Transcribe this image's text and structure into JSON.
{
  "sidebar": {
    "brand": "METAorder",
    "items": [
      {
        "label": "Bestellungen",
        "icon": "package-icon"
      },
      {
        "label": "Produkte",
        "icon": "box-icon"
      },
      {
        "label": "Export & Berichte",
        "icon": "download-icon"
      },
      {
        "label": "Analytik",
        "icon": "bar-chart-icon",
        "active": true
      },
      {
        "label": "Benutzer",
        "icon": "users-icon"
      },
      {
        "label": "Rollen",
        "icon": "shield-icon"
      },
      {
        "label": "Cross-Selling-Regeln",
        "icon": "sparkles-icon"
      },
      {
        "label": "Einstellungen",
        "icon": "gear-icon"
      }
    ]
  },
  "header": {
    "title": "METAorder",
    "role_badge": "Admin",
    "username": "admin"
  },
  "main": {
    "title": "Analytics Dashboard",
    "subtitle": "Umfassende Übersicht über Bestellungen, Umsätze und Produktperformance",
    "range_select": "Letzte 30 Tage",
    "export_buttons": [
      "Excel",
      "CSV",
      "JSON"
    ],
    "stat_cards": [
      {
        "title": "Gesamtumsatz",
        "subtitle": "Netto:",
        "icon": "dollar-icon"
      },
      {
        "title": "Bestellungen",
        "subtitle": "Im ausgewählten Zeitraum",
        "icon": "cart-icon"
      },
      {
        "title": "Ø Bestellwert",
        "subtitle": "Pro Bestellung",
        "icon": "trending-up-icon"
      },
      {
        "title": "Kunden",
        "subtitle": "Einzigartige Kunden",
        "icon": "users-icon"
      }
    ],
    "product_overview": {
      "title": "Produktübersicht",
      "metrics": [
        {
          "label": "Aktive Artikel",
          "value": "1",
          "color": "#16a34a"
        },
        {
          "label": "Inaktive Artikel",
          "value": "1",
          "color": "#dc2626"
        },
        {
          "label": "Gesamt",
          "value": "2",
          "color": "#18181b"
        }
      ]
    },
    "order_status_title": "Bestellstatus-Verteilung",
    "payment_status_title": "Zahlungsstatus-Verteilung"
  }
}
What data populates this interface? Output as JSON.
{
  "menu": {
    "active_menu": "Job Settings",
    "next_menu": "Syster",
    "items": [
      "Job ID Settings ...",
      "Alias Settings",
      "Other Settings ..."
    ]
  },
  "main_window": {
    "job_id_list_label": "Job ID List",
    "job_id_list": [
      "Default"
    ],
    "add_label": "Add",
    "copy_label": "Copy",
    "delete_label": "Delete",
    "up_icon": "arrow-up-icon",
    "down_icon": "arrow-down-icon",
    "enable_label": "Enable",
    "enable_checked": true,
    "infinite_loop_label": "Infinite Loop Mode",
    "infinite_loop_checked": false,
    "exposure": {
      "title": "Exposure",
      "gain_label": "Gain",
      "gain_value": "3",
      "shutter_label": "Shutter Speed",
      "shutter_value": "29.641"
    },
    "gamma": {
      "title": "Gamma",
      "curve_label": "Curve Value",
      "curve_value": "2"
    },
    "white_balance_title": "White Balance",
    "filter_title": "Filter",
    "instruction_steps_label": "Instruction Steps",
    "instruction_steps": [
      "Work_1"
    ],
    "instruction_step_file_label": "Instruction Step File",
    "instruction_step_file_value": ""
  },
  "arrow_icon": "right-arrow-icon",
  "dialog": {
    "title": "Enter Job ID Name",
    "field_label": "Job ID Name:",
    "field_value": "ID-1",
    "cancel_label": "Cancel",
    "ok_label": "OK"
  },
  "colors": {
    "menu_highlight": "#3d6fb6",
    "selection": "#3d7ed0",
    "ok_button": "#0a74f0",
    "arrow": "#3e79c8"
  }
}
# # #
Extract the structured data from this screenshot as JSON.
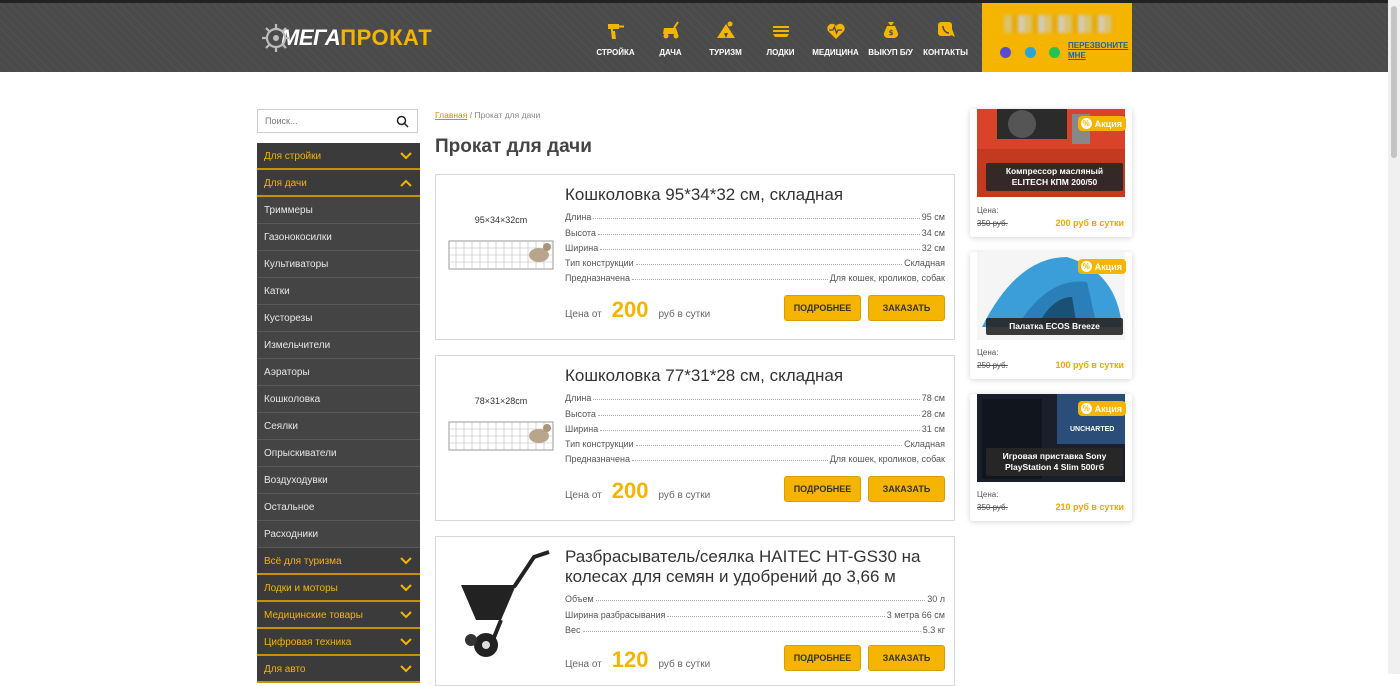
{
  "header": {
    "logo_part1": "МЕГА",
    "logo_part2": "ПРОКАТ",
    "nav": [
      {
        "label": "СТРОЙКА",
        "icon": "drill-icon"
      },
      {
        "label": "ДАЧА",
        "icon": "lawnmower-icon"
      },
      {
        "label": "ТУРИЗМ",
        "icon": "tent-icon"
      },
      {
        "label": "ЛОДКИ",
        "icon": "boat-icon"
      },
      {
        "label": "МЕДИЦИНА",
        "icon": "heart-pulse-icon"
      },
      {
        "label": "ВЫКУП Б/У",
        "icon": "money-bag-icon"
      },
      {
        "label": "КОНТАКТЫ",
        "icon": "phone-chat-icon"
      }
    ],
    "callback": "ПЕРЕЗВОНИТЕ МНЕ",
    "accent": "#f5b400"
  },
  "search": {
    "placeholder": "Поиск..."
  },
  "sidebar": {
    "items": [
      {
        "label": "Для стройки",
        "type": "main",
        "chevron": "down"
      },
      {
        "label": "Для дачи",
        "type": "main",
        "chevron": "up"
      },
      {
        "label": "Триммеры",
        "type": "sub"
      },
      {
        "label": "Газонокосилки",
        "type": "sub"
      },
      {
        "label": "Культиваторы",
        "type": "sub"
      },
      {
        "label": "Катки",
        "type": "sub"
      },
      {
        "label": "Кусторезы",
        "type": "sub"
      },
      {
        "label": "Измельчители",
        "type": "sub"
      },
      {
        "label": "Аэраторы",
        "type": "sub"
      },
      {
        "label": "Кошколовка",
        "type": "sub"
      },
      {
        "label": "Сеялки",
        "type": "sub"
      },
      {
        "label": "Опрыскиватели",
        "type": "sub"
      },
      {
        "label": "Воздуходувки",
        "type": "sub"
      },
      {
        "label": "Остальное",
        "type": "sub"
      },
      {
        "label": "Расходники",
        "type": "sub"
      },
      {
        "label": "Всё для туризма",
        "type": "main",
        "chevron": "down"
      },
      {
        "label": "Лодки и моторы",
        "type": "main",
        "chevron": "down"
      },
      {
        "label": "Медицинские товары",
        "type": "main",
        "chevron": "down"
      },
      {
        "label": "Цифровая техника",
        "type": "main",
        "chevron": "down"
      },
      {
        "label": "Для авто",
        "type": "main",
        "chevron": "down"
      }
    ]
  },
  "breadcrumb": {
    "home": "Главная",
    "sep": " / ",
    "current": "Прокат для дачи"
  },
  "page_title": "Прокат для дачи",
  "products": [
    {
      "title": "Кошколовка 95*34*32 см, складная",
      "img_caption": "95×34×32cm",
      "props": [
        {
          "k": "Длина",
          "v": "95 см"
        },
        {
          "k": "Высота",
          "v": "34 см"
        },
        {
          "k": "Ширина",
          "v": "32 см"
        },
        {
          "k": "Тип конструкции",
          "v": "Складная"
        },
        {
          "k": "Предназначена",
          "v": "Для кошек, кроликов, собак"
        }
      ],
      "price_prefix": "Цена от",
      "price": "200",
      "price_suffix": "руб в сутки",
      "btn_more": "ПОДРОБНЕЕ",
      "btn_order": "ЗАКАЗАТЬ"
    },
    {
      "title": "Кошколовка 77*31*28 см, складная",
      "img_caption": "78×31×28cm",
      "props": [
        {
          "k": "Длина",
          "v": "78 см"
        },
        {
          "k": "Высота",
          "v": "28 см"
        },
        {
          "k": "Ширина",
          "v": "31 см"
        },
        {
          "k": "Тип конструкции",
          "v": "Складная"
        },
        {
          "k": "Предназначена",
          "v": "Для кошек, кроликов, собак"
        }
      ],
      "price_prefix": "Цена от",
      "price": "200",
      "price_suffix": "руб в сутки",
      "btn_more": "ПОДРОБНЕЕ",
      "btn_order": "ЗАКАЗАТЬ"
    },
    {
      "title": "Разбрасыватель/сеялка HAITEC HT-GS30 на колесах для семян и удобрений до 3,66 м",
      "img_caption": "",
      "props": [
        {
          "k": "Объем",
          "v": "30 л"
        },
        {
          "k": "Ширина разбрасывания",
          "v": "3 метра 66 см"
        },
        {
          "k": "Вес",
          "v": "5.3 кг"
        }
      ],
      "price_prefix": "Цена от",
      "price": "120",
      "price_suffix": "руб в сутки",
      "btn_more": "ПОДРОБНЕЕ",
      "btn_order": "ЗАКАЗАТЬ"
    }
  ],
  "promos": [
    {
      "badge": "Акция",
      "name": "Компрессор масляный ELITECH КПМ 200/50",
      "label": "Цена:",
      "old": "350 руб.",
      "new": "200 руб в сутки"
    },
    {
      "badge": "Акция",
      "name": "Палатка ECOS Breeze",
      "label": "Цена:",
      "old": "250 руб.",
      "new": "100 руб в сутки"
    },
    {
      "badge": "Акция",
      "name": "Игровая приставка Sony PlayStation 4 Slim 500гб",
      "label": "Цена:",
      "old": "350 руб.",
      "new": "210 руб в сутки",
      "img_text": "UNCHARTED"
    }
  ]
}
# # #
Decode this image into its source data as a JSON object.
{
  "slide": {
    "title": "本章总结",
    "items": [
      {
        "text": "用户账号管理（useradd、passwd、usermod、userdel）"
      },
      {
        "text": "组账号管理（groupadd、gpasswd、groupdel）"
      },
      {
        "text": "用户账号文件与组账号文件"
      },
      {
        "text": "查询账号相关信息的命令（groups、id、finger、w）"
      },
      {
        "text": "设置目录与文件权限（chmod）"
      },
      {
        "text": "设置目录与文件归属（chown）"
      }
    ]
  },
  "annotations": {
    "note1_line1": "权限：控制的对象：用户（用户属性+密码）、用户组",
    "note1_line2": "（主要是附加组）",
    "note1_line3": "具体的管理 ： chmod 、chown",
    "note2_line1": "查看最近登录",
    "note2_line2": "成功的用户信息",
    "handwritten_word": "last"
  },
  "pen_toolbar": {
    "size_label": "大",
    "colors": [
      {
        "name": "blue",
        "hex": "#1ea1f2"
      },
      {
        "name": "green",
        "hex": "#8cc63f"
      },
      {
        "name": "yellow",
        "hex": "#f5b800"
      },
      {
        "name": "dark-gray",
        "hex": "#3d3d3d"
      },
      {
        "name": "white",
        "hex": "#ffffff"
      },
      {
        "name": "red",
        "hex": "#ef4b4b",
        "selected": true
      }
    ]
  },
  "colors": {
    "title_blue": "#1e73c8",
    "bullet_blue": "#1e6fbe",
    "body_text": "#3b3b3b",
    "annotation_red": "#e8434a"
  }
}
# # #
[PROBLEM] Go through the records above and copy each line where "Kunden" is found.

[TASK OUTPUT]
        "title": "Kunden",
        "subtitle": "Einzigartige Kunden",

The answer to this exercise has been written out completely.